Arcadia’s ever-growing series of quality paperbacks continues with this useful guide to the myriad of people buried at Hollywood Forever Cemetery, located right next to Paramount Pictures. Thousands of tourists visit this site every year to see the final resting place of Rudolph Valentino, Douglas Fairbanks, and Mel Blanc (“That’s all, folks!”) but I’m sure many of them don’t know who Jean Havez or Edith Fellows are. Experienced tour guides E.J. Stephens and Kim Stephens provide brief but accurate summaries of their careers (Havez was one of Buster Keaton’s gag writers, Fellows was a popular child star in the 1930s). Each person is represented by a well-chosen still. This browsable book is the next-best thing to visiting the cemetery itself. (I did so many stories there for Entertainment Tonight at one point that I swore I heard a chorus of “hellos” every time I stopped by.)
When most of a notable film’s cast and crew have gone to their greater reward, an author wanting to tell their story relies on primary sources (production reports, etc.) and interviews with the principals from years past. Texas author and journalist Graham has hit pay dirt through sheer diligence and the formidable archive of George Stevens’ papers that reside at the Margaret Herrick Library of the Academy of Motion Picture Arts and Sciences. Anyone with even passing interest in this benchmark of the 1950s should consider Graham’s work a “must.”
Bob Fosse’s enormous influence is still felt by dancers and audiences alike. While Sam Wasson captured the essence of Fosse’s life in his fine 2014 biography, dancer-turned-librarian Winkler has focused on his evolution as a performer, choreographer, and director. He manages to describe dance routines in a way that even a layman like myself can understand. He has also done a deep dive into the Fosse-Gwen Verdon archives at the Library of Congress and spoken to significant colleagues and collaborators. Remarkably, Fosse remains the only director to win a Tony, an Emmy, and an Oscar the same year, 1973. Reading this book may remind you why.

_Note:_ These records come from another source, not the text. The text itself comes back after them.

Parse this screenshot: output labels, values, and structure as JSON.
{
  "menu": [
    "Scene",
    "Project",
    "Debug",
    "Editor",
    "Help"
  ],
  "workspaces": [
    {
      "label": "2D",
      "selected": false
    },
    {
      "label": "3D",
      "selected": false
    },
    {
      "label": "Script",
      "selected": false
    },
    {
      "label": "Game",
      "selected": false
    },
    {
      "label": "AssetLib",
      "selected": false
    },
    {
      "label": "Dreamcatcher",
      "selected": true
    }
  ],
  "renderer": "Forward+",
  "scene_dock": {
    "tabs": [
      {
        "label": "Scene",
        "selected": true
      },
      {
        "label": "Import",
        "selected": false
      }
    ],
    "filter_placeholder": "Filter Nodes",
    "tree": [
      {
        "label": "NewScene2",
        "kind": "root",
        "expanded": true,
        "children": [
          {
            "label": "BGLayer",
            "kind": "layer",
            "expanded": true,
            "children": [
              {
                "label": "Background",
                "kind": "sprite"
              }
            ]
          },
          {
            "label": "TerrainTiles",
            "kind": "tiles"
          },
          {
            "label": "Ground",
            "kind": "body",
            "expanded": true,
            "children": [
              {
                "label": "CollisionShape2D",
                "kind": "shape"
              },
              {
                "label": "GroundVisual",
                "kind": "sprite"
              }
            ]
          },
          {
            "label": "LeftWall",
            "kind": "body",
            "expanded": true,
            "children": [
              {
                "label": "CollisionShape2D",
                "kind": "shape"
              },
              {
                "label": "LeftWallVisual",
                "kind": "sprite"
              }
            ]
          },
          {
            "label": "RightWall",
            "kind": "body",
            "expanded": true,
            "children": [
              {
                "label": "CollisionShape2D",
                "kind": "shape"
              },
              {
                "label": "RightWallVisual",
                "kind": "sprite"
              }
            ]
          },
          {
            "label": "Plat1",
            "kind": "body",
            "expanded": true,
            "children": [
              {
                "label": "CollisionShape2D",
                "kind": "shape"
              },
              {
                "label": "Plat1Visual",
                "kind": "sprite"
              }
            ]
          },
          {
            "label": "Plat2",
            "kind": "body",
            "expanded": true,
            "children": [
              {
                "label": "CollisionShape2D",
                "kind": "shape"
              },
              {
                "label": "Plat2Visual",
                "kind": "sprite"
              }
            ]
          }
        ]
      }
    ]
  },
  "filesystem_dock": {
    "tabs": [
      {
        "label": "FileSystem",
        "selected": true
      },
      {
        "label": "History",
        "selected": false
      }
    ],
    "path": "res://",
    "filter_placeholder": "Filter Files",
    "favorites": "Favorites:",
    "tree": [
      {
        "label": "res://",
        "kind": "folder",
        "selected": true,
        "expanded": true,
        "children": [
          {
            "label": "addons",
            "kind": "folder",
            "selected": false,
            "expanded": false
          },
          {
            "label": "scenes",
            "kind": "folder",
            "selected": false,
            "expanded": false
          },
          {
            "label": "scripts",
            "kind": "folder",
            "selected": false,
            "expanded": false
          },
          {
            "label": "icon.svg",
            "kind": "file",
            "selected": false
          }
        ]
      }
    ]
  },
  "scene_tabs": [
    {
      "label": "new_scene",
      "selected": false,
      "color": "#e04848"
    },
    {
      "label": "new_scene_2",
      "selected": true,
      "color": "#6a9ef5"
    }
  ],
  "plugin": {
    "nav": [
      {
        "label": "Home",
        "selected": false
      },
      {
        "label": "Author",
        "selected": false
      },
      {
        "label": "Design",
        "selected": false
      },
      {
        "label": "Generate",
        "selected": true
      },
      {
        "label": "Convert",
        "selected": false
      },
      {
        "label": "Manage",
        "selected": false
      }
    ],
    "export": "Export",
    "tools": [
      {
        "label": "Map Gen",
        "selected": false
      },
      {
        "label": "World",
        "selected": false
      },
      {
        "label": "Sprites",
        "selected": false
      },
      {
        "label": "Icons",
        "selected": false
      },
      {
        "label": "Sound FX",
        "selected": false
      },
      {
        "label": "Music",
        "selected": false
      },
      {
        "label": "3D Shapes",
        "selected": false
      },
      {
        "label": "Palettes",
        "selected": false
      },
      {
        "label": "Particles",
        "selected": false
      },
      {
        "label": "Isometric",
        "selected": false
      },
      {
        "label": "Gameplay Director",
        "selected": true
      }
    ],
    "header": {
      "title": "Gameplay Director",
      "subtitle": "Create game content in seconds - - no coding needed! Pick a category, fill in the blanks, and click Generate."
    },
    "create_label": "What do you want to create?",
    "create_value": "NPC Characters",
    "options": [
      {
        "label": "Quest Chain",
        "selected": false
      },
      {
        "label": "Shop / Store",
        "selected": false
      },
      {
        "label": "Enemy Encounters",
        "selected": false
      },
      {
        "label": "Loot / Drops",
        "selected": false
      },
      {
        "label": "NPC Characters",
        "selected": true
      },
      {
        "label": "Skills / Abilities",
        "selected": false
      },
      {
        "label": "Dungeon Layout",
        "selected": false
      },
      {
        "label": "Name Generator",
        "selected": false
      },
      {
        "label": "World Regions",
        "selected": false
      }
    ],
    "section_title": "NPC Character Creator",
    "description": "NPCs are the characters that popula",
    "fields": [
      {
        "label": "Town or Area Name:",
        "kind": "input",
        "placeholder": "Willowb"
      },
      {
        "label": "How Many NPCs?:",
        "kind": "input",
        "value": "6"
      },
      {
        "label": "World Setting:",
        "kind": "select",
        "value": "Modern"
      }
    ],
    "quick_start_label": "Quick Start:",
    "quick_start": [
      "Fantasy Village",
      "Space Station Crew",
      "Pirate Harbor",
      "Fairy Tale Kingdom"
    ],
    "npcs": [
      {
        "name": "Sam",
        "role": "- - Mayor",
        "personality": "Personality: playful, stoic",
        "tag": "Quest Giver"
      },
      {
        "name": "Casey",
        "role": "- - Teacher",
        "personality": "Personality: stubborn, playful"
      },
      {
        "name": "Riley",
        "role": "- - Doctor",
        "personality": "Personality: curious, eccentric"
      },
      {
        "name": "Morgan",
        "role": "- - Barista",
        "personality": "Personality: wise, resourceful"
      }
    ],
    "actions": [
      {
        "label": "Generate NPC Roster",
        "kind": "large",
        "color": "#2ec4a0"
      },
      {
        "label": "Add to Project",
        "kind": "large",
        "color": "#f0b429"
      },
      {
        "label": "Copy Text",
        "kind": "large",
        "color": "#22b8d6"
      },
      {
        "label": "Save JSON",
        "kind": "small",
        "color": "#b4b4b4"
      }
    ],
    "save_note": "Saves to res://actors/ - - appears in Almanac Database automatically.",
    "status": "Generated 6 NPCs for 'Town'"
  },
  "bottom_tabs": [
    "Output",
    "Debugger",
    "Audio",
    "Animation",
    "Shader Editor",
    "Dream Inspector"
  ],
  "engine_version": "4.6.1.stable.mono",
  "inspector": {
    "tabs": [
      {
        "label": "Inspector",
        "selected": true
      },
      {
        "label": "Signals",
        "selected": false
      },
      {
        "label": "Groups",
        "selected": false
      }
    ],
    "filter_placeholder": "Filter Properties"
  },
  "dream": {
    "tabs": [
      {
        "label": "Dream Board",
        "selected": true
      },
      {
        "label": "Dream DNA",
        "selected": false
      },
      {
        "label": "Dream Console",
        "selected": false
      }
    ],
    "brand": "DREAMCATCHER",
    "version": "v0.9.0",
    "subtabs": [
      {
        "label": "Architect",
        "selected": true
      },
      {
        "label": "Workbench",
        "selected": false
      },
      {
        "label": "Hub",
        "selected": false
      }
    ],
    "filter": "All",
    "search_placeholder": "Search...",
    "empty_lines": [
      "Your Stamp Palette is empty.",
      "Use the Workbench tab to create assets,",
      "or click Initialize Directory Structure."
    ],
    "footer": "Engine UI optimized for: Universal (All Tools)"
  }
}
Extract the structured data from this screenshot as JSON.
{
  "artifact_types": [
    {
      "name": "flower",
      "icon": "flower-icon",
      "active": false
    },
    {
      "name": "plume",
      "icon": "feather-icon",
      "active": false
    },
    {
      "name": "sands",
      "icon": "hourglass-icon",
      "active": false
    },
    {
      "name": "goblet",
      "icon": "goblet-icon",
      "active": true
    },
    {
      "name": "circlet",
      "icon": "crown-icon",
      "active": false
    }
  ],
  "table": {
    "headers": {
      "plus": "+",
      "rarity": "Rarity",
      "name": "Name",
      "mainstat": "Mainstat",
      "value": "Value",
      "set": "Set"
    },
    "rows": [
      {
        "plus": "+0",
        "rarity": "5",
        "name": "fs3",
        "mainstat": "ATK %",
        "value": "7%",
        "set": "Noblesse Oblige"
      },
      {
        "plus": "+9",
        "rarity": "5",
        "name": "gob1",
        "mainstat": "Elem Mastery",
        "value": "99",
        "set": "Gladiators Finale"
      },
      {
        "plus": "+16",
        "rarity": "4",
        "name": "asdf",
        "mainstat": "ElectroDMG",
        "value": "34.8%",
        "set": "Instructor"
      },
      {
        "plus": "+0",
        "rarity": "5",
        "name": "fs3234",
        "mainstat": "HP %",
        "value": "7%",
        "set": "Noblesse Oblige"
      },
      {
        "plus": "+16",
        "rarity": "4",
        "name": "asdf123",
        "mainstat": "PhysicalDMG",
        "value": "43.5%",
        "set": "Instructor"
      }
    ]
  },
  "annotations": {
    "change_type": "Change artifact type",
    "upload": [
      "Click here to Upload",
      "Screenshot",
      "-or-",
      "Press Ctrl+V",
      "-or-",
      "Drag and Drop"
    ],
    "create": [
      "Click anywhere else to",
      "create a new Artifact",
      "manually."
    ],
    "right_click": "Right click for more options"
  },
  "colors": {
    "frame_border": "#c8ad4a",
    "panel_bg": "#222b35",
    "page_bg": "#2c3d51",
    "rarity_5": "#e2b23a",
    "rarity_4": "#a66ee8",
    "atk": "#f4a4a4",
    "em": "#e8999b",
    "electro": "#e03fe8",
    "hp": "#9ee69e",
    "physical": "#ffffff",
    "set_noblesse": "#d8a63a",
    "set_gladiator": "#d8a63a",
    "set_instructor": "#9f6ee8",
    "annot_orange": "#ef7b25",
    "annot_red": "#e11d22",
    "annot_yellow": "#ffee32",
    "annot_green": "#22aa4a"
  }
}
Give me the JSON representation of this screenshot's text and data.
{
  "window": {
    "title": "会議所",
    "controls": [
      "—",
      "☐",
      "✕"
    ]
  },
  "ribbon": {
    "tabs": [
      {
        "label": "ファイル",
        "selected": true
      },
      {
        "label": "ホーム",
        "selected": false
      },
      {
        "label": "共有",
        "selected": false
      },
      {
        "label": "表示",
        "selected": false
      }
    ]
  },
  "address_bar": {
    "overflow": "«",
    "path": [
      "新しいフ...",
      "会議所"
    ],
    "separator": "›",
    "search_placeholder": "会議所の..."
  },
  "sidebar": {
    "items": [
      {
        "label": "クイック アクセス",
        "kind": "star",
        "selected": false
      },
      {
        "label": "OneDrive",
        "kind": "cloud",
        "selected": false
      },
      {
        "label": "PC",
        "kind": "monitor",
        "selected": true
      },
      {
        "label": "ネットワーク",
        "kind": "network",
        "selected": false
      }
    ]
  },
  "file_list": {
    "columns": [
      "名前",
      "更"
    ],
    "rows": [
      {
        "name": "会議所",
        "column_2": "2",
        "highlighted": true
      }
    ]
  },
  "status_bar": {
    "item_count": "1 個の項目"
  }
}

If you’re lucky enough to own the original 1987 hardcover edition of this seminal book, you may be forced to make room on your shelf for the updated edition as well. An oversized tribute to the masterful artist who helped to popularize comic strips and animated cartoons in the early years of the 20th century, it can be described as “definitive” without fear of exaggeration or contradiction. Animator and historian Canemaker has given us a full-fledged biography as well as a rich visual summary of McCay’s career in all media. The cartoonist’s newspaper work must be seen in a large format to be fully appreciated, and this book complies. McCay was both a pioneer and a visionary, and Canemaker captures his importance while chronicling his successes and failures. I doubt that anyone will ever produce a tome to rival this one.